>>

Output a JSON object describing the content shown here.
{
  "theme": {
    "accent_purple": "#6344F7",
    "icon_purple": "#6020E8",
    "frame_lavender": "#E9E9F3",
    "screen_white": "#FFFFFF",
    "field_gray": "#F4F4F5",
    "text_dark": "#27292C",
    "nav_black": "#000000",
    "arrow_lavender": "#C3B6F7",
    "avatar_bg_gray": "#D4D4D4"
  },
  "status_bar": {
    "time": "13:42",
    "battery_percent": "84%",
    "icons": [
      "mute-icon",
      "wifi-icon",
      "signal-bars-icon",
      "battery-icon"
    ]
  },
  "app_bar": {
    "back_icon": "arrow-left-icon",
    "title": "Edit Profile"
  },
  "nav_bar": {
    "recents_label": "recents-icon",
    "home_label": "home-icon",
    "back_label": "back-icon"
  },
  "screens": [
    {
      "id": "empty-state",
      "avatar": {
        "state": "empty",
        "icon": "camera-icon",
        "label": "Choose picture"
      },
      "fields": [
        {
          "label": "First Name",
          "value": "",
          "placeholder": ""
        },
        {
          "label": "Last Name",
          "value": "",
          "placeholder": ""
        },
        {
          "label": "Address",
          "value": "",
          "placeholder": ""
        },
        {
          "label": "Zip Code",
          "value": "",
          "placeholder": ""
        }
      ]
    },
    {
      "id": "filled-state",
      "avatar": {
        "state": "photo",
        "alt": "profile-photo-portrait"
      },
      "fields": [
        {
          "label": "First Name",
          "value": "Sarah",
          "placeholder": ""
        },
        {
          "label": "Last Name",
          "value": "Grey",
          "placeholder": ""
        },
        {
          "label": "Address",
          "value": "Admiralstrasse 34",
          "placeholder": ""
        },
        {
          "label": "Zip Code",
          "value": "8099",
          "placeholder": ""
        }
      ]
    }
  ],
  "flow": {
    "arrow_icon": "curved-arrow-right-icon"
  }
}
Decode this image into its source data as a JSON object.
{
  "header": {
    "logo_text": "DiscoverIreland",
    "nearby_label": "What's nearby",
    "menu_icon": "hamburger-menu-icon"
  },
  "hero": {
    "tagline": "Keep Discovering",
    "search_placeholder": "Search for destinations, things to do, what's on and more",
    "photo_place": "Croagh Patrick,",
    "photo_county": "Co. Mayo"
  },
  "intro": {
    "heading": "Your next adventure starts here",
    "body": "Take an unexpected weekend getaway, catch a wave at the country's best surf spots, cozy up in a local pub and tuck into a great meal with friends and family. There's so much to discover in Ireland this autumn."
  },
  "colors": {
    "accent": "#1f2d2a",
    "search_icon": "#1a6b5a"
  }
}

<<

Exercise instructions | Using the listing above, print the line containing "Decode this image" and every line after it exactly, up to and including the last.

Written answer |
Decode this image into its source data as a JSON object.
{
  "header": {
    "logo_text": "DiscoverIreland",
    "nearby_label": "What's nearby",
    "menu_icon": "hamburger-menu-icon"
  },
  "hero": {
    "tagline": "Keep Discovering",
    "search_placeholder": "Search for destinations, things to do, what's on and more",
    "photo_place": "Croagh Patrick,",
    "photo_county": "Co. Mayo"
  },
  "intro": {
    "heading": "Your next adventure starts here",
    "body": "Take an unexpected weekend getaway, catch a wave at the country's best surf spots, cozy up in a local pub and tuck into a great meal with friends and family. There's so much to discover in Ireland this autumn."
  },
  "colors": {
    "accent": "#1f2d2a",
    "search_icon": "#1a6b5a"
  }
}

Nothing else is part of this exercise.